For free and charitable clinics, which do not receive federal funding, sources of revenue have become scarcer, since in-person fundraising events have been canceled during this pandemic.

Both Federally Qualified Health Centers and charitable clinics reported challenges related to staffing. Staff members have been infected by the pandemic, and many have had difficulties meeting childcare needs. Many clinics also reported pervasive fatigue amongst staff members as the pandemic drags on.

One clinic reported that their only pharmacist was forced to resign since she had to stay at home to watch her kids. Another clinic reported that 50% of its staff was out sick. Health facilities in Texas, North Carolina, and Florida were forced to close for two weeks after staff members tested positive for Covid-19.

Because so many free clinics depend on retired volunteers – many of whom are staying at home to avoid contracting Covid-19 – their staffing shortages are compounded.

Frustration with testing is a common theme, with clinics in Los Angeles County, the Mississippi Gulf Coast, southeast Kansas, southwest Florida, and elsewhere reporting up to week-long delays from labs — when testing supplies and kits are available.

There’s good news: PPE shortages no longer represent the acute crisis they once did.

However, many clinics are still unable to stock more than a few weeks’ worth of PPE at a time, due to a lack of inventory from their usual suppliers.
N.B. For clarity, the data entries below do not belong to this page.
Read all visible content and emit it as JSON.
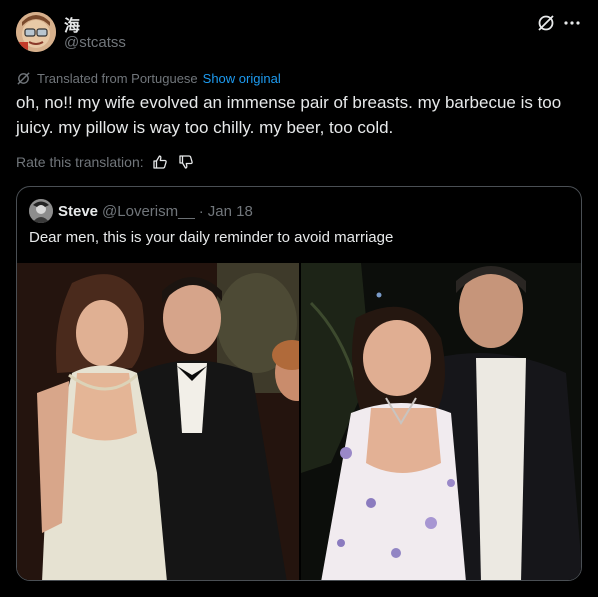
{
  "author": {
    "display_name": "海",
    "handle": "@stcatss"
  },
  "translation": {
    "label": "Translated from Portuguese",
    "show_original": "Show original"
  },
  "tweet": {
    "text": "oh, no!! my wife evolved an immense pair of breasts. my barbecue is too juicy. my pillow is way too chilly. my beer, too cold."
  },
  "rate": {
    "label": "Rate this translation:"
  },
  "quote": {
    "name": "Steve",
    "handle": "@Loverism__",
    "separator": "·",
    "date": "Jan 18",
    "text": "Dear men, this is your daily reminder to avoid marriage"
  },
  "icons": [
    "avatar",
    "grok-icon",
    "more-icon",
    "translate-icon",
    "thumbs-up-icon",
    "thumbs-down-icon"
  ],
  "colors": {
    "background": "#000000",
    "text": "#e7e9ea",
    "muted": "#71767b",
    "link": "#1d9bf0",
    "border": "#4a4f54"
  }
}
N95 masks, gowns, disinfecting products, and gloves are still hard to source. One clinic reported having to pay almost $8 per N95 mask.

In New Jersey, many community health centers do not expect to resume normal supply levels until next year, and feel state agencies will move on to other matters, beyond medical supply chains. They are currently only able to source about a week’s worth of PPE at a time.

Most clinics were able to rapidly transition to treating patients via telehealth, which has allowed them to continue operating, even as social distancing protocols have been enacted. In LA, clinics said there have been fewer no-shows for behavioral health telehealth appointments compared to in-person appointments.

However, the transition for many has not been seamless. Many reported spotty Wi-Fi connections and a limited number of available laptops and cameras. Clinics are working through these issues, since they expect to continue offering a telehealth option.

This shift to remote visits has also created a need for more in-home diagnostic test kits.

While safety net clinics did not express concerns about the supply of this year’s flu vaccine, they did express concerns about the supplies needed to successfully vaccinate large numbers of people. Needles, tents, and alcohol swabs will all be in high demand once a Covid-19 vaccine is available

As is the case at large, many clinics expressed trepidation about how the flu could further complicate the pandemic.

While handling the existing pandemic and forthcoming flu season, safety net health care providers reported that they are preparing to withstand future natural disasters, such as hurricanes, tornadoes, and wildfires, that would place a further strain on their ability to continue operations.

As the foremost charitable provider of personal protection equipment during the Covid-19 pandemic, with a total of 20,079 shipments to 2,416 partners in the United States valued at $179.4 million, Direct Relief has been at the forefront of efforts to help safety net providers continue providing health care during the pandemic.

The organization will continue communicating with frontline health care providers in order to determine how to optimize support for their critical work, so they can continue to serve the nation’s most vulnerable people.

Additional reporting contributed by Alycia Clark, Leighton Jones, and Marisa Barnes.

Giving is Good Medicine

You don't have to donate. That's why it's so extraordinary if you do.